— Source information —
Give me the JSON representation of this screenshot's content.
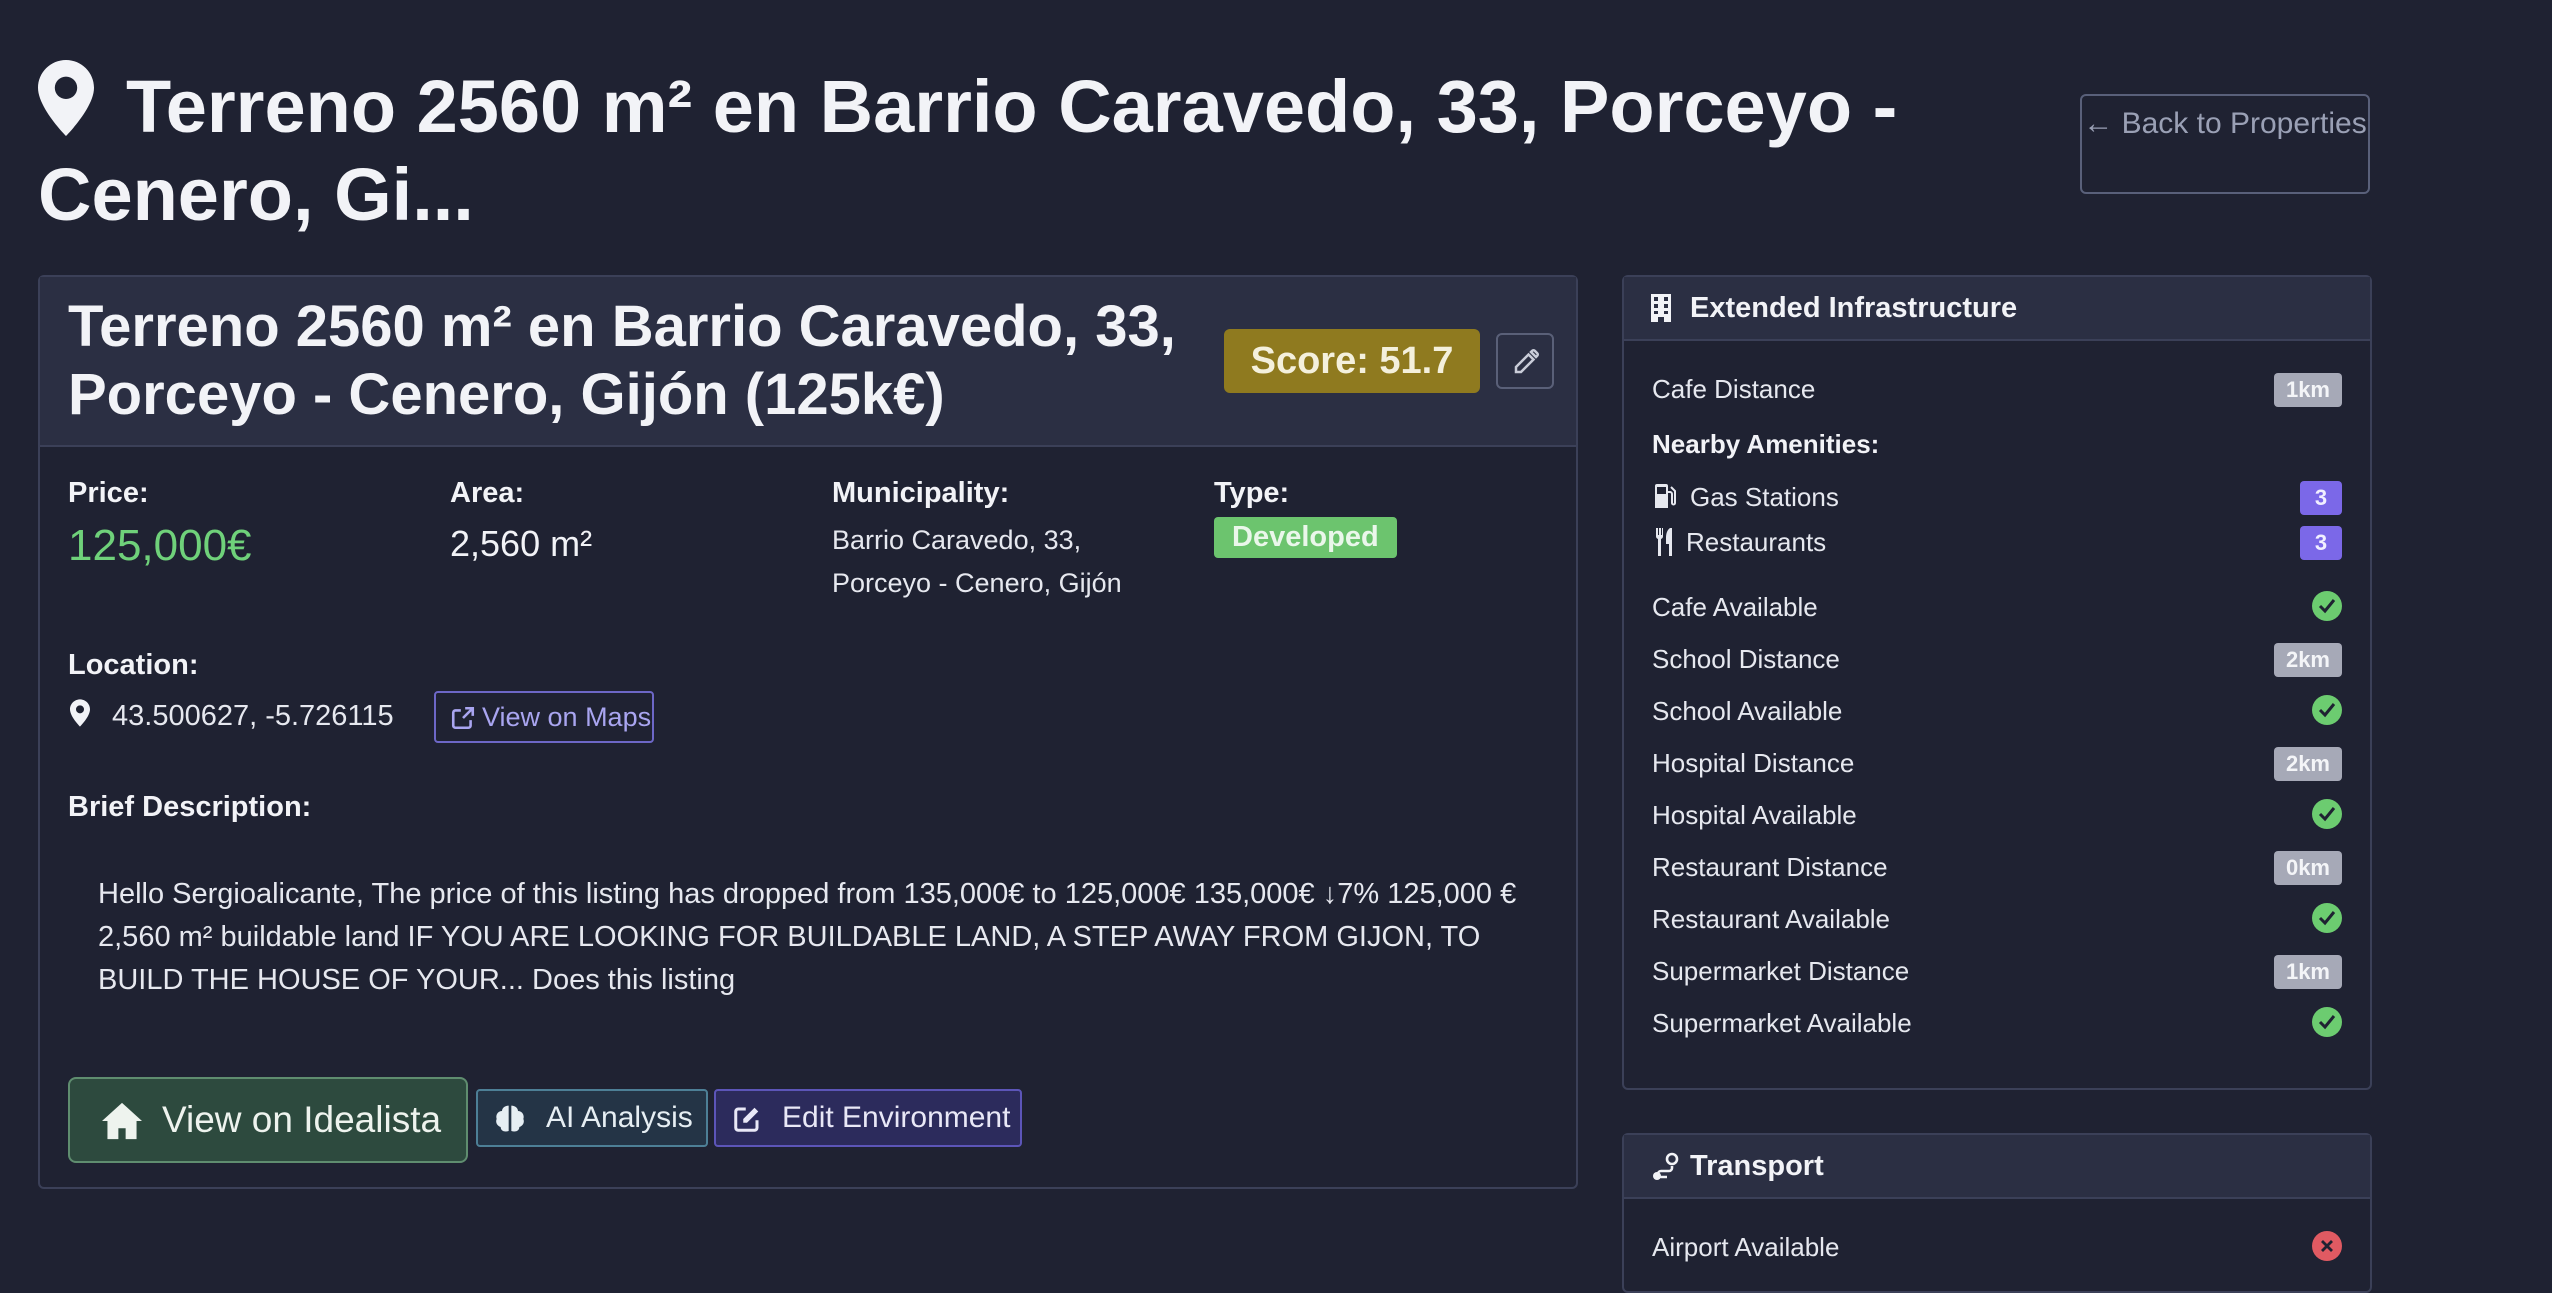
{
  "header": {
    "title": "Terreno 2560 m² en Barrio Caravedo, 33, Porceyo - Cenero, Gi...",
    "back_label": "← Back to Properties"
  },
  "card": {
    "title": "Terreno 2560 m² en Barrio Caravedo, 33, Porceyo - Cenero, Gijón (125k€)",
    "score": "Score: 51.7",
    "price_label": "Price:",
    "price": "125,000€",
    "area_label": "Area:",
    "area": "2,560 m²",
    "municipality_label": "Municipality:",
    "municipality": "Barrio Caravedo, 33, Porceyo - Cenero, Gijón",
    "type_label": "Type:",
    "type": "Developed",
    "location_label": "Location:",
    "coordinates": "43.500627, -5.726115",
    "maps_label": "View on Maps",
    "description_label": "Brief Description:",
    "description": "Hello Sergioalicante, The price of this listing has dropped from 135,000€ to 125,000€ 135,000€ ↓7% 125,000 € 2,560 m² buildable land IF YOU ARE LOOKING FOR BUILDABLE LAND, A STEP AWAY FROM GIJON, TO BUILD THE HOUSE OF YOUR... Does this listing",
    "btn_idealista": "View on Idealista",
    "btn_ai": "AI Analysis",
    "btn_env": "Edit Environment"
  },
  "infrastructure": {
    "title": "Extended Infrastructure",
    "cafe_distance_label": "Cafe Distance",
    "cafe_distance": "1km",
    "nearby_label": "Nearby Amenities:",
    "gas_label": "Gas Stations",
    "gas_count": "3",
    "restaurants_label": "Restaurants",
    "restaurants_count": "3",
    "cafe_available_label": "Cafe Available",
    "school_distance_label": "School Distance",
    "school_distance": "2km",
    "school_available_label": "School Available",
    "hospital_distance_label": "Hospital Distance",
    "hospital_distance": "2km",
    "hospital_available_label": "Hospital Available",
    "restaurant_distance_label": "Restaurant Distance",
    "restaurant_distance": "0km",
    "restaurant_available_label": "Restaurant Available",
    "supermarket_distance_label": "Supermarket Distance",
    "supermarket_distance": "1km",
    "supermarket_available_label": "Supermarket Available"
  },
  "transport": {
    "title": "Transport",
    "airport_available_label": "Airport Available"
  },
  "colors": {
    "background": "#1f2232",
    "price": "#6fd17a",
    "score_badge": "#8f7a1f",
    "type_badge": "#6cc46e",
    "available": "#6ccc70",
    "unavailable": "#e05a62",
    "count_badge": "#7b68e8"
  }
}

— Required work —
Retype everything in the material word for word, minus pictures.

— Exercise response —
Give me the JSON representation of this screenshot's content.
{
  "header": {
    "title": "Terreno 2560 m² en Barrio Caravedo, 33, Porceyo - Cenero, Gi...",
    "back_label": "← Back to Properties"
  },
  "card": {
    "title": "Terreno 2560 m² en Barrio Caravedo, 33, Porceyo - Cenero, Gijón (125k€)",
    "score": "Score: 51.7",
    "price_label": "Price:",
    "price": "125,000€",
    "area_label": "Area:",
    "area": "2,560 m²",
    "municipality_label": "Municipality:",
    "municipality": "Barrio Caravedo, 33, Porceyo - Cenero, Gijón",
    "type_label": "Type:",
    "type": "Developed",
    "location_label": "Location:",
    "coordinates": "43.500627, -5.726115",
    "maps_label": "View on Maps",
    "description_label": "Brief Description:",
    "description": "Hello Sergioalicante, The price of this listing has dropped from 135,000€ to 125,000€ 135,000€ ↓7% 125,000 € 2,560 m² buildable land IF YOU ARE LOOKING FOR BUILDABLE LAND, A STEP AWAY FROM GIJON, TO BUILD THE HOUSE OF YOUR... Does this listing",
    "btn_idealista": "View on Idealista",
    "btn_ai": "AI Analysis",
    "btn_env": "Edit Environment"
  },
  "infrastructure": {
    "title": "Extended Infrastructure",
    "cafe_distance_label": "Cafe Distance",
    "cafe_distance": "1km",
    "nearby_label": "Nearby Amenities:",
    "gas_label": "Gas Stations",
    "gas_count": "3",
    "restaurants_label": "Restaurants",
    "restaurants_count": "3",
    "cafe_available_label": "Cafe Available",
    "school_distance_label": "School Distance",
    "school_distance": "2km",
    "school_available_label": "School Available",
    "hospital_distance_label": "Hospital Distance",
    "hospital_distance": "2km",
    "hospital_available_label": "Hospital Available",
    "restaurant_distance_label": "Restaurant Distance",
    "restaurant_distance": "0km",
    "restaurant_available_label": "Restaurant Available",
    "supermarket_distance_label": "Supermarket Distance",
    "supermarket_distance": "1km",
    "supermarket_available_label": "Supermarket Available"
  },
  "transport": {
    "title": "Transport",
    "airport_available_label": "Airport Available"
  },
  "colors": {
    "background": "#1f2232",
    "price": "#6fd17a",
    "score_badge": "#8f7a1f",
    "type_badge": "#6cc46e",
    "available": "#6ccc70",
    "unavailable": "#e05a62",
    "count_badge": "#7b68e8"
  }
}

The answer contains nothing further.